Scottish Transport Minister Keith Brown is expected to meet his UK counterpart, Patrick McLoughlin, for talks about linking Scotland in the coming weeks.

Glasgow City Council leader Gordon Matheson said: "I have long argued that bringing high-speed rail to both Glasgow and Edinburgh is vital for Scotland's economy.

"Today's announcement is therefore to be welcomed. Glasgow City Council is committed to working in partnership with the Scottish Government to bring high-speed rail to Scotland at the earliest opportunity."

Lesley Hinds, transport convener for the City of Edinburgh Council, said: "There is a very compelling case for bringing high-speed rail to Scotland, and the City of Edinburgh Council and our partners are united in our ambition of making this a reality at the earliest opportunity.

"The announcement of the potential for Edinburgh to be linked with Glasgow by high-speed rail by 2024 is a very welcome development towards this goal."

Network Rail boss David Simpson said: "I welcome the Scottish Government's continued commitment to supporting the development of Scotland's railway.

"We continue to work as part of Fast Track Scotland in developing plans for high-speed rail in Scotland and the exciting opportunities it would bring."

A two-day conference is under way in Glasgow, attended by politicians from Scotland and the North of England, as well as business leaders from London, to make the case for extending the HS2 line. Record producer and rail enthusiast Pete Waterman will address the event.

The Scottish Government says bringing the line to Glasgow could shorten the journey time to London by two hours and would generate £24.8 billion in the economy.

Mr Brown said: "This event will see many English local authorities join with us here in Scotland to show their support for a high-speed rail line which would benefit the whole of the UK.

"The Scottish Government looks forward to a future where Scotland stands on its own two feet as a nation, fully connected with its neighbouring communities.

"High-speed rail will play a huge part in that and sits squarely with this Government's two defining policy objectives: to increase the rate of Scotland's economic growth and to develop a low-carbon economy which leads the world in its ambition.

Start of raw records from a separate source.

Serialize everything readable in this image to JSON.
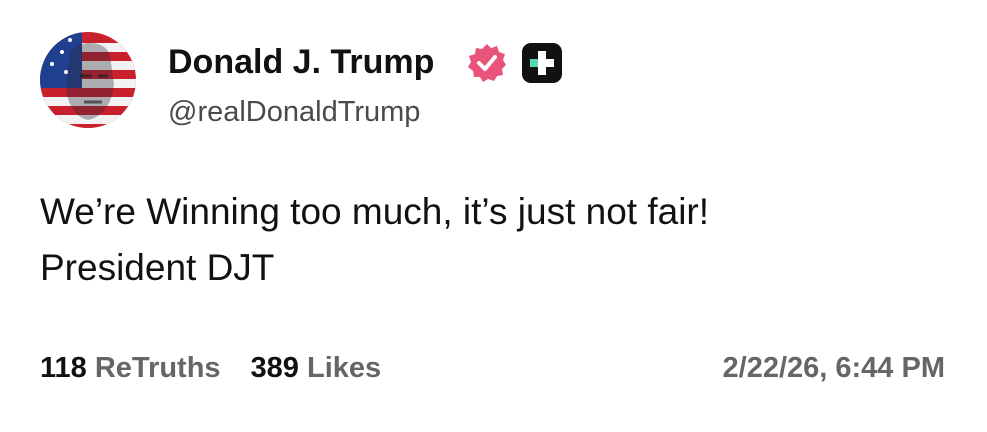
{
  "author": {
    "display_name": "Donald J. Trump",
    "handle": "@realDonaldTrump",
    "verified": true,
    "verified_color": "#e8547a",
    "platform_badge_color": "#111111",
    "platform_badge_accent": "#56d6b4"
  },
  "post": {
    "lines": [
      "We’re Winning too much, it’s just not fair!",
      "President DJT"
    ]
  },
  "stats": {
    "retruths_count": "118",
    "retruths_label": "ReTruths",
    "likes_count": "389",
    "likes_label": "Likes"
  },
  "timestamp": "2/22/26, 6:44 PM"
}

"Scotland is more than capable of taking the lead on innovation and partnership working, and local authorities north of London have already voiced their support for our proposals.

"This will offer an opportunity to see how we can work together to have all our voices heard.

"All local authorities which back the UK-wide line must surely see how that would positively impact on all areas along the way."

But Scottish Conservative transport spokesman Alex Johnstone criticised the lack of detail given to support the Glasgow-Edinburgh plan.

It would be just as easy to announce plans for a replica Taj Mahal built in the style of a Tunnock's Tea Cake, he said.

"In principle this kind of announcement should be welcome because cutting such journey times is important, but there is absolutely no detail given at all," said Mr Johnstone.

"The priority should be linking with the people we do most business with, and that is England, but the Scottish Government has stalled on this for years. Without costs and route plans, this is nothing other than pie in the sky nonsense.

"It would be just as easy for Nicola Sturgeon to announce plans for a Taj Mahal replica to be built, in the style of a Tunnock's Tea Cake, in honour of the First Minister."

Scottish Labour MSP Richard Baker said: "The Scottish Government is now committing itself to a rail upgrade when it doesn't even know how much it will cost.

"Long-suffering passengers will also remember that the SNP has axed the previously announced plans to dramatically reduce the travel time earlier this year.

"There is a trail of broken promises and letdowns for the passengers of our most-used rail line. Until the deal is signed and work begins, Scots shouldn't hold their breath.

"The SNP has a long list of delayed and costly mistakes on transport deals, from the Borders railway to road maintenance. It isn't surprising that we should all be a little sceptical of flashy announcements when the SNP can't get the basics right and commuters continue to suffer on their travels."